The Eleventh Circuit Court of Appeals today released an opinion in a case involving various challenges to SORNA, including under the Commerce and Necessary and Proper Clauses. The constitutional issues were previously decided by the Eleventh Circuit in United States v. Ambert, 561 F.3d 1202 (11th Cir. 2009), but were raised apparently for preservation purposes. In addition to upholding SORNA, the Court found that sex offenders are not exempt from its registration requirements, even when the jurisdiction in which he is required to register has not yet implemented SORNA. You may read the full opinion here.

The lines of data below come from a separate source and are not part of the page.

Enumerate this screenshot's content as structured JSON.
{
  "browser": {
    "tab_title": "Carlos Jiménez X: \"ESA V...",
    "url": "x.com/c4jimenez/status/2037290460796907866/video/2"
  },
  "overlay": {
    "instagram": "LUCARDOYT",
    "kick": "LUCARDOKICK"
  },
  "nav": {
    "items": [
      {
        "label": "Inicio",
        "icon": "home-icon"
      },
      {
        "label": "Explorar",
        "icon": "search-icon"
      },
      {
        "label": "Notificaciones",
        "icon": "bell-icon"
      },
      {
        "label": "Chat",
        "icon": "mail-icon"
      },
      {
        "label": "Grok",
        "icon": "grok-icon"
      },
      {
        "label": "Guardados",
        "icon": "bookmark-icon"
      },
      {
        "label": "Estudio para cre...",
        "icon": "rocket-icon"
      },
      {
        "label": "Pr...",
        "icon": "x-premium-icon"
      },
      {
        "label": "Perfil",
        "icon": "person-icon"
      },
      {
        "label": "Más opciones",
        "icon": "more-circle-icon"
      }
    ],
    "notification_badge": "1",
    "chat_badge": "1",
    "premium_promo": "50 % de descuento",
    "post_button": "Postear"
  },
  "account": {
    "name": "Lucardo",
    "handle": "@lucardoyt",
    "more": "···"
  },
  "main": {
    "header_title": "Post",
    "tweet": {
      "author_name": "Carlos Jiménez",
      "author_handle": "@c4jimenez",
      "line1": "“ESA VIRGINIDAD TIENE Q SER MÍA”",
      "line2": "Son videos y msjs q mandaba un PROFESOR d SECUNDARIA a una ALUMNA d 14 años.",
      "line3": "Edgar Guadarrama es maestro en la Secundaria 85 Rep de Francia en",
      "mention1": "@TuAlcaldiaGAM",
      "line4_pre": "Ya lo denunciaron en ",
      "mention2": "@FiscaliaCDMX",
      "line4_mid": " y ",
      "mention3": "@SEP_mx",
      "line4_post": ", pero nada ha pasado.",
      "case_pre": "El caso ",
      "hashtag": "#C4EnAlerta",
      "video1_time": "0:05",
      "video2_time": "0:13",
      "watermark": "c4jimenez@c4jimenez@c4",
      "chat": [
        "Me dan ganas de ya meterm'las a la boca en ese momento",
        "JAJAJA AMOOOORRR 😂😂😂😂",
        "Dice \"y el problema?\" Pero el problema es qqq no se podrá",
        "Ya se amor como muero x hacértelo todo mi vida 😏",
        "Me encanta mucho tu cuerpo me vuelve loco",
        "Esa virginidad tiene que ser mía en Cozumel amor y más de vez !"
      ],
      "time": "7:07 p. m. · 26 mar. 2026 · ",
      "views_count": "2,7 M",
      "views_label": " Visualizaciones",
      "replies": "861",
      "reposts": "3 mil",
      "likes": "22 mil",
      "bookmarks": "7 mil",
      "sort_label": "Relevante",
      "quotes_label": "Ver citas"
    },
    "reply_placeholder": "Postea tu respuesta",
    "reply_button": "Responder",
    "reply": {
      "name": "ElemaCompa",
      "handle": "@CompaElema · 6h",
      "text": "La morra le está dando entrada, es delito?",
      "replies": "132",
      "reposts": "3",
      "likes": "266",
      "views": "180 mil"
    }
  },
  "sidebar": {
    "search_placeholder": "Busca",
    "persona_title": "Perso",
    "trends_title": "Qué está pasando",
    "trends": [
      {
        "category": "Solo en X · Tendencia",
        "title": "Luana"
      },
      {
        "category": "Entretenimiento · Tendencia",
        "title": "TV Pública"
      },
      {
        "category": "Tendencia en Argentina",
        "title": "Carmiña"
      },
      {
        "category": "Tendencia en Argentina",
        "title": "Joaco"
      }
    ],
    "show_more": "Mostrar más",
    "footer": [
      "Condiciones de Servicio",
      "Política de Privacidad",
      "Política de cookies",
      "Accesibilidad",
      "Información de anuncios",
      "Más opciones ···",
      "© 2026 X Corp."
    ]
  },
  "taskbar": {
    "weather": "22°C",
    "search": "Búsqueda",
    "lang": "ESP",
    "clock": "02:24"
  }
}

Interestingly, the Court did discuss the defendant's claim that he had no duty to register under SORNA because he had no notice of the duty to register (relying on Lambert v. California, 355 U.S. 225 (1957)). The Court distinguished Lamberton the ground that the defendant here had "actual knowledge that he had a duty to register in Alabama." The defendant was admittedly given notice of his duty to register, but the notice was unclear as to whether he must register under state law or SORNA. The Court however noted that there were "sufficient circumstances to prompt [the defendant] to have inquired upon his duty to register." Thus, the Court concluded that “notice of a duty to register under state law is sufficient to satisfy the Due Process Clause.”
The ruling by the 11th Circuit Court of Appeals on Thursday marks the first time an appeals court in the circuit has upheld the Adam Walsh Act, a 2006 law that aims to create a national sex offender database and creates stiff penalties for those who fail to register.
It stems from the case of William Eric Brown, who was appealing his 2008 conviction for failing to reregister as a sex offender after moving from North Carolina to Alabama. Brown had argued the new requirements were "impossible" to comply with because he never received notification about them.
The three-judge panel's ruling, however, concluded there was "no due process violation."